WHAT THE TASK REQUIRES → Output the data that follows, keeping every line identical.

RECORDS FOR THIS EXERCISE →
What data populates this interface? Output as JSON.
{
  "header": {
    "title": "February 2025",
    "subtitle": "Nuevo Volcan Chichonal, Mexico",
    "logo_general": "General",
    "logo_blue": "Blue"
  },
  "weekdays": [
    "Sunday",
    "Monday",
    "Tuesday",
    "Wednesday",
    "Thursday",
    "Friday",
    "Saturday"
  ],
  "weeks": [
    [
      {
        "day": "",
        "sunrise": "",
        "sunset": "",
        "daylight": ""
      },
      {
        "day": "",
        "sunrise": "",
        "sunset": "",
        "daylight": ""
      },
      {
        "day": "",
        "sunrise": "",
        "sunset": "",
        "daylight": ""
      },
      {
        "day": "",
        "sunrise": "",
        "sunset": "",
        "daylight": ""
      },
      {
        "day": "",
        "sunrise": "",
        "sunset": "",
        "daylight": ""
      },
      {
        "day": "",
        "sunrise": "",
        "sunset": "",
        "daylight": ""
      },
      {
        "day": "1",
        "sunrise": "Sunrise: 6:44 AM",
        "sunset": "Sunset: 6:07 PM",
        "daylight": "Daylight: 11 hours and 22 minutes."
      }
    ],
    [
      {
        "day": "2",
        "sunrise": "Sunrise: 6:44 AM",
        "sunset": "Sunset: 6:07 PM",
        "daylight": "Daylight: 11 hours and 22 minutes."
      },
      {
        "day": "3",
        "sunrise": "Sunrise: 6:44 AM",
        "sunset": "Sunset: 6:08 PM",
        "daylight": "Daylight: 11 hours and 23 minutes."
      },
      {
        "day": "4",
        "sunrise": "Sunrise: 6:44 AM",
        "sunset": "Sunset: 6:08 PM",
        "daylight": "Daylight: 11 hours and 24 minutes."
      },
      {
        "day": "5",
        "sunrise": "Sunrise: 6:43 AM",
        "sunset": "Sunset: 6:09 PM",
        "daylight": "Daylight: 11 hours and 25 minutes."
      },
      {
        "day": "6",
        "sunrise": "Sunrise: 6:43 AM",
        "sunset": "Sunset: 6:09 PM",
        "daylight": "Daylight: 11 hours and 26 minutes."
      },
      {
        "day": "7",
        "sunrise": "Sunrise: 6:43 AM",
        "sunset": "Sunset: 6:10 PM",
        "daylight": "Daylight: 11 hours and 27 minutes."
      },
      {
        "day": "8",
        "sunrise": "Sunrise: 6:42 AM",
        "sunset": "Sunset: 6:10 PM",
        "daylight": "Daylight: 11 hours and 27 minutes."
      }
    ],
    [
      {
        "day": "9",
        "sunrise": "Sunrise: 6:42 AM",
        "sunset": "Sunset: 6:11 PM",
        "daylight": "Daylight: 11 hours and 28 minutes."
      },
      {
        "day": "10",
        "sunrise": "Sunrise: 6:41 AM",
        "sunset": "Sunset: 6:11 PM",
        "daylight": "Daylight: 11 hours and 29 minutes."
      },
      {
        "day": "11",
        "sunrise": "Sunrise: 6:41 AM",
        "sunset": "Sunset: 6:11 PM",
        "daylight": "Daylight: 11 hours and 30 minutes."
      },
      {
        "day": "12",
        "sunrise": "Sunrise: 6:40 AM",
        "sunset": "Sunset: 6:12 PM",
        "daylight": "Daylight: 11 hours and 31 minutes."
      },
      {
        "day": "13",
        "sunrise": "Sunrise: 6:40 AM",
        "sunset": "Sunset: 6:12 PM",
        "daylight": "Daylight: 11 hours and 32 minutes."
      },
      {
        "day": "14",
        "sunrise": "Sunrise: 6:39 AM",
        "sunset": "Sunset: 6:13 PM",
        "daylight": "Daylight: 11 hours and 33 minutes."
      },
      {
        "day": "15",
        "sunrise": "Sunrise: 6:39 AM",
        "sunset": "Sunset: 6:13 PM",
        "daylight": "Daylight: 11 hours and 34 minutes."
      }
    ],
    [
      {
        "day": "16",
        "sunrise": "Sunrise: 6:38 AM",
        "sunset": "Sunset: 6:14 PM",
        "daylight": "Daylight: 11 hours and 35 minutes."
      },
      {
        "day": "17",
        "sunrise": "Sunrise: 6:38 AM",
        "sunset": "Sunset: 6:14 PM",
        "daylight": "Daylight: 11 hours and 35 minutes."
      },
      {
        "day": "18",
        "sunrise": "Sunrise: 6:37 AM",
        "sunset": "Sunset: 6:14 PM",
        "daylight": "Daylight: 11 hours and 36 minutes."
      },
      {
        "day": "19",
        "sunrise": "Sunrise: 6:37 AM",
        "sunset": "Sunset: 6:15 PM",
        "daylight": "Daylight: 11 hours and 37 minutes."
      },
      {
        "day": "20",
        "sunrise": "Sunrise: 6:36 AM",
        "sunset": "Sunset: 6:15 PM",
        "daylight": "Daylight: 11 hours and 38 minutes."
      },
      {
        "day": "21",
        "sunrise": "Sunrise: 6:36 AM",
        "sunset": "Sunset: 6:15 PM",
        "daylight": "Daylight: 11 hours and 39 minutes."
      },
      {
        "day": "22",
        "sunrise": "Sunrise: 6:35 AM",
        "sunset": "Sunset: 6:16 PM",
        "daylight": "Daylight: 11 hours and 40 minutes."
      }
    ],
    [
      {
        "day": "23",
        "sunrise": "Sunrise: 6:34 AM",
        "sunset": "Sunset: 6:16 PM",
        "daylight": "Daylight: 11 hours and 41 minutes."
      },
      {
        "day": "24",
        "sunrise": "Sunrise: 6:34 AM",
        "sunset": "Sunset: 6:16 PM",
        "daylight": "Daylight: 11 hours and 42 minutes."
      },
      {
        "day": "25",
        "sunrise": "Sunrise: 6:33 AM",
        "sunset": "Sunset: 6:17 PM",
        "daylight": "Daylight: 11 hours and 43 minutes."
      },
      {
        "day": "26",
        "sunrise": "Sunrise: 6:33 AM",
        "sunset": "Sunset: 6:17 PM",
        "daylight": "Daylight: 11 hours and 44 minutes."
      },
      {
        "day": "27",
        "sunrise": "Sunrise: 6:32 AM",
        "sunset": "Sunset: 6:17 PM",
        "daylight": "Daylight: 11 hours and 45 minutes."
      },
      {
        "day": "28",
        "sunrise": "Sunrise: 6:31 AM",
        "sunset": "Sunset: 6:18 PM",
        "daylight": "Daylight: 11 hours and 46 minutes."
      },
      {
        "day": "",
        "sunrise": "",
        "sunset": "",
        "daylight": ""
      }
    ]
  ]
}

SOLUTION TO THIS EXERCISE →
What data populates this interface? Output as JSON.
{
  "header": {
    "title": "February 2025",
    "subtitle": "Nuevo Volcan Chichonal, Mexico",
    "logo_general": "General",
    "logo_blue": "Blue"
  },
  "weekdays": [
    "Sunday",
    "Monday",
    "Tuesday",
    "Wednesday",
    "Thursday",
    "Friday",
    "Saturday"
  ],
  "weeks": [
    [
      {
        "day": "",
        "sunrise": "",
        "sunset": "",
        "daylight": ""
      },
      {
        "day": "",
        "sunrise": "",
        "sunset": "",
        "daylight": ""
      },
      {
        "day": "",
        "sunrise": "",
        "sunset": "",
        "daylight": ""
      },
      {
        "day": "",
        "sunrise": "",
        "sunset": "",
        "daylight": ""
      },
      {
        "day": "",
        "sunrise": "",
        "sunset": "",
        "daylight": ""
      },
      {
        "day": "",
        "sunrise": "",
        "sunset": "",
        "daylight": ""
      },
      {
        "day": "1",
        "sunrise": "Sunrise: 6:44 AM",
        "sunset": "Sunset: 6:07 PM",
        "daylight": "Daylight: 11 hours and 22 minutes."
      }
    ],
    [
      {
        "day": "2",
        "sunrise": "Sunrise: 6:44 AM",
        "sunset": "Sunset: 6:07 PM",
        "daylight": "Daylight: 11 hours and 22 minutes."
      },
      {
        "day": "3",
        "sunrise": "Sunrise: 6:44 AM",
        "sunset": "Sunset: 6:08 PM",
        "daylight": "Daylight: 11 hours and 23 minutes."
      },
      {
        "day": "4",
        "sunrise": "Sunrise: 6:44 AM",
        "sunset": "Sunset: 6:08 PM",
        "daylight": "Daylight: 11 hours and 24 minutes."
      },
      {
        "day": "5",
        "sunrise": "Sunrise: 6:43 AM",
        "sunset": "Sunset: 6:09 PM",
        "daylight": "Daylight: 11 hours and 25 minutes."
      },
      {
        "day": "6",
        "sunrise": "Sunrise: 6:43 AM",
        "sunset": "Sunset: 6:09 PM",
        "daylight": "Daylight: 11 hours and 26 minutes."
      },
      {
        "day": "7",
        "sunrise": "Sunrise: 6:43 AM",
        "sunset": "Sunset: 6:10 PM",
        "daylight": "Daylight: 11 hours and 27 minutes."
      },
      {
        "day": "8",
        "sunrise": "Sunrise: 6:42 AM",
        "sunset": "Sunset: 6:10 PM",
        "daylight": "Daylight: 11 hours and 27 minutes."
      }
    ],
    [
      {
        "day": "9",
        "sunrise": "Sunrise: 6:42 AM",
        "sunset": "Sunset: 6:11 PM",
        "daylight": "Daylight: 11 hours and 28 minutes."
      },
      {
        "day": "10",
        "sunrise": "Sunrise: 6:41 AM",
        "sunset": "Sunset: 6:11 PM",
        "daylight": "Daylight: 11 hours and 29 minutes."
      },
      {
        "day": "11",
        "sunrise": "Sunrise: 6:41 AM",
        "sunset": "Sunset: 6:11 PM",
        "daylight": "Daylight: 11 hours and 30 minutes."
      },
      {
        "day": "12",
        "sunrise": "Sunrise: 6:40 AM",
        "sunset": "Sunset: 6:12 PM",
        "daylight": "Daylight: 11 hours and 31 minutes."
      },
      {
        "day": "13",
        "sunrise": "Sunrise: 6:40 AM",
        "sunset": "Sunset: 6:12 PM",
        "daylight": "Daylight: 11 hours and 32 minutes."
      },
      {
        "day": "14",
        "sunrise": "Sunrise: 6:39 AM",
        "sunset": "Sunset: 6:13 PM",
        "daylight": "Daylight: 11 hours and 33 minutes."
      },
      {
        "day": "15",
        "sunrise": "Sunrise: 6:39 AM",
        "sunset": "Sunset: 6:13 PM",
        "daylight": "Daylight: 11 hours and 34 minutes."
      }
    ],
    [
      {
        "day": "16",
        "sunrise": "Sunrise: 6:38 AM",
        "sunset": "Sunset: 6:14 PM",
        "daylight": "Daylight: 11 hours and 35 minutes."
      },
      {
        "day": "17",
        "sunrise": "Sunrise: 6:38 AM",
        "sunset": "Sunset: 6:14 PM",
        "daylight": "Daylight: 11 hours and 35 minutes."
      },
      {
        "day": "18",
        "sunrise": "Sunrise: 6:37 AM",
        "sunset": "Sunset: 6:14 PM",
        "daylight": "Daylight: 11 hours and 36 minutes."
      },
      {
        "day": "19",
        "sunrise": "Sunrise: 6:37 AM",
        "sunset": "Sunset: 6:15 PM",
        "daylight": "Daylight: 11 hours and 37 minutes."
      },
      {
        "day": "20",
        "sunrise": "Sunrise: 6:36 AM",
        "sunset": "Sunset: 6:15 PM",
        "daylight": "Daylight: 11 hours and 38 minutes."
      },
      {
        "day": "21",
        "sunrise": "Sunrise: 6:36 AM",
        "sunset": "Sunset: 6:15 PM",
        "daylight": "Daylight: 11 hours and 39 minutes."
      },
      {
        "day": "22",
        "sunrise": "Sunrise: 6:35 AM",
        "sunset": "Sunset: 6:16 PM",
        "daylight": "Daylight: 11 hours and 40 minutes."
      }
    ],
    [
      {
        "day": "23",
        "sunrise": "Sunrise: 6:34 AM",
        "sunset": "Sunset: 6:16 PM",
        "daylight": "Daylight: 11 hours and 41 minutes."
      },
      {
        "day": "24",
        "sunrise": "Sunrise: 6:34 AM",
        "sunset": "Sunset: 6:16 PM",
        "daylight": "Daylight: 11 hours and 42 minutes."
      },
      {
        "day": "25",
        "sunrise": "Sunrise: 6:33 AM",
        "sunset": "Sunset: 6:17 PM",
        "daylight": "Daylight: 11 hours and 43 minutes."
      },
      {
        "day": "26",
        "sunrise": "Sunrise: 6:33 AM",
        "sunset": "Sunset: 6:17 PM",
        "daylight": "Daylight: 11 hours and 44 minutes."
      },
      {
        "day": "27",
        "sunrise": "Sunrise: 6:32 AM",
        "sunset": "Sunset: 6:17 PM",
        "daylight": "Daylight: 11 hours and 45 minutes."
      },
      {
        "day": "28",
        "sunrise": "Sunrise: 6:31 AM",
        "sunset": "Sunset: 6:18 PM",
        "daylight": "Daylight: 11 hours and 46 minutes."
      },
      {
        "day": "",
        "sunrise": "",
        "sunset": "",
        "daylight": ""
      }
    ]
  ]
}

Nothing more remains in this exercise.